Recipe Time


Maybe I should change the blog title to “Silverrose Cooks” with how much I post about food around these parts. Nevertheless, tonight I made a delicious thing, and it ISN’T entirely someone else’s recipe, so I thought to share.

The inspiration for the recipe was one that came with my farmer’s market pasta. It used asparagus–I currently lack asparagus, but the idea of using a bit of vinegar and finishing the pasta as I added a bunch of liquids seemed interesting, so I ran with it. I think I was meant to use balsamic–I tasted some red wine vinegar, though, and thought that went well with how I knew the marsala wine would work, so went that route instead.

Alas, I didn’t take pictures. I’m sure you’ve all seen brown and buttery mushrooms in your life.

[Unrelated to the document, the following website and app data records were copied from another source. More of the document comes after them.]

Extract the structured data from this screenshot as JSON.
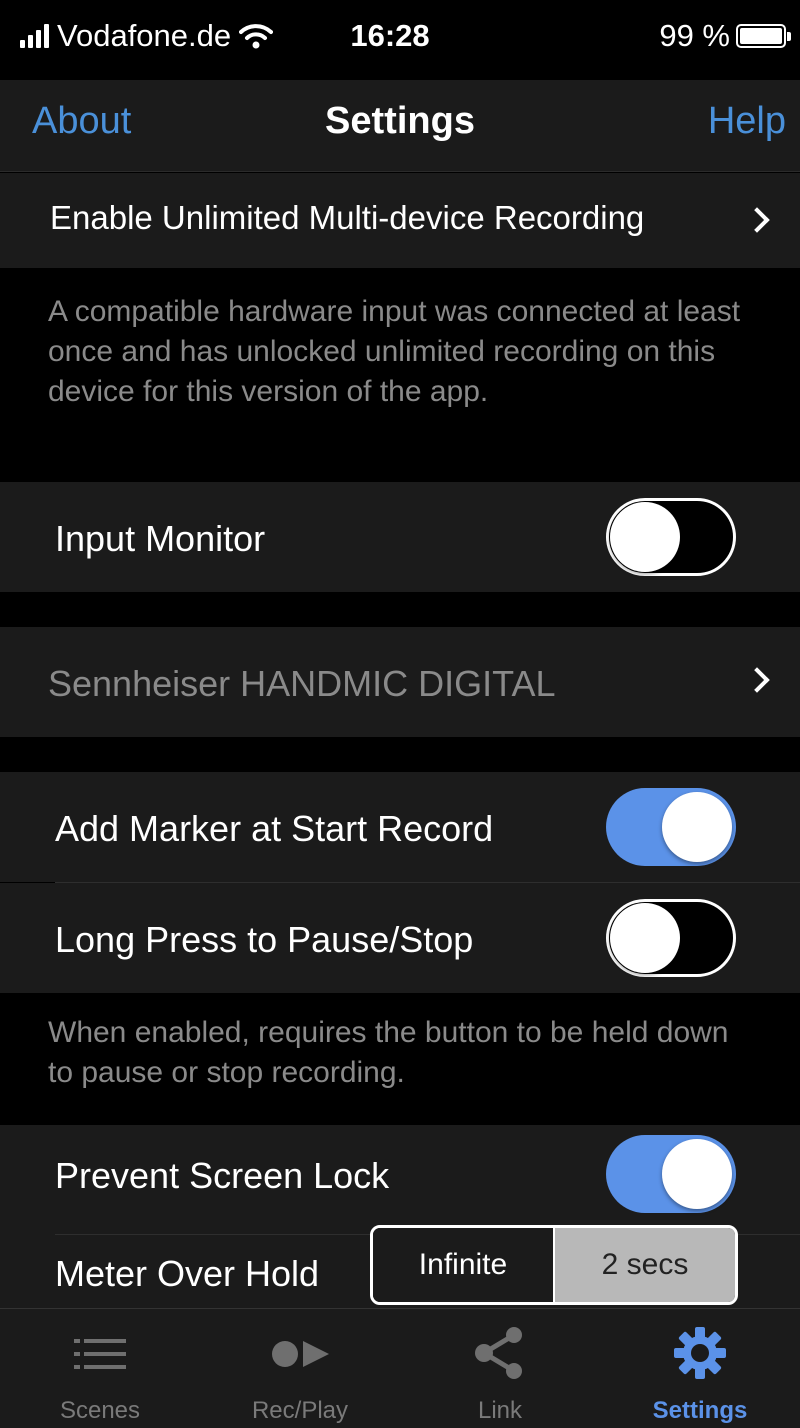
{
  "status_bar": {
    "carrier": "Vodafone.de",
    "time": "16:28",
    "battery": "99 %",
    "battery_level": 0.99
  },
  "nav": {
    "left": "About",
    "title": "Settings",
    "right": "Help"
  },
  "unlimited": {
    "label": "Enable Unlimited Multi-device Recording",
    "description": "A compatible hardware input was connected at least once and has unlocked unlimited recording on this device for this version of the app."
  },
  "input_monitor": {
    "label": "Input Monitor",
    "enabled": false
  },
  "device": {
    "label": "Sennheiser HANDMIC DIGITAL"
  },
  "add_marker": {
    "label": "Add Marker at Start Record",
    "enabled": true
  },
  "long_press": {
    "label": "Long Press to Pause/Stop",
    "enabled": false,
    "description": "When enabled, requires the button to be held down to pause or stop recording."
  },
  "prevent_lock": {
    "label": "Prevent Screen Lock",
    "enabled": true
  },
  "meter_hold": {
    "label": "Meter Over Hold",
    "options": [
      "Infinite",
      "2 secs"
    ],
    "selected": "2 secs"
  },
  "tabs": [
    {
      "label": "Scenes",
      "icon": "list-icon",
      "active": false
    },
    {
      "label": "Rec/Play",
      "icon": "rec-play-icon",
      "active": false
    },
    {
      "label": "Link",
      "icon": "share-icon",
      "active": false
    },
    {
      "label": "Settings",
      "icon": "gear-icon",
      "active": true
    }
  ],
  "colors": {
    "accent": "#5b92e8",
    "link": "#4a90d9",
    "background": "#000000",
    "cell": "#1b1b1b",
    "secondary_text": "#8a8a8a",
    "disabled_text": "#8a8a8a"
  }
}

If you haven’t, you are missing way out.

Mushroom and Onion Marsala Pasta


  • Button mushrooms, sliced – 3/4 lb
  • one small onion, or quarter of a large one, diced
  • 3 TBsp butter
  • 1-2 cloves garlic, minced or pressed
  • 4 oz dry fettuccine noodles–I used garlic pasta from my local farmer’s market
  • salt and fresh ground black pepper, to taste
  • 1/4 cup Marsala
  • 1/4 cup stock*
  • 1 tsp red wine vinegar
  • crushed red pepper flakes (optional, based off spice preference)


  1. Bring pot of well-salted water to boil. Place noodles in, and cook until al dente. Drain, reserving roughly 1/8 cup of pasta water.
  2. In cast iron or heavy bottomed pan (10-12″), melt 2 TBsp of butter. Put mushrooms and onion in pan and cook until liquid mushrooms give off is mostly evaporated, stirring occasionally.
  3. Add Marsala wine and garlic together. Cook until most of the Marsala has evaporated.
  4. Add in stock, vinegar, reserved pasta water, and pasta in all at once. Add last TBsp of butter. Stir, adding in red pepper flakes if desired. Once most of liquid is gone, remove from heat.
  5. Plate! Salt and pepper to taste, and enjoy. πŸ™‚

The longest part is probably just waiting on the mushrooms to stop releasing all their liquids–they’re pretty juicy buggers. This is pretty important, though, because once they’ve done that, they get to soak up all the lovely liquids you throw in afterwards.

Yes, I do still knit. I’m currently on the last sleeve of Lizette.


*I used homemade mushroom stock. It took a while to make, but it is very tasty. Chicken or veal stock would be excellent substitutes if you do not happen to have mushroom stock; nonhomemade mushroom stock would work as well.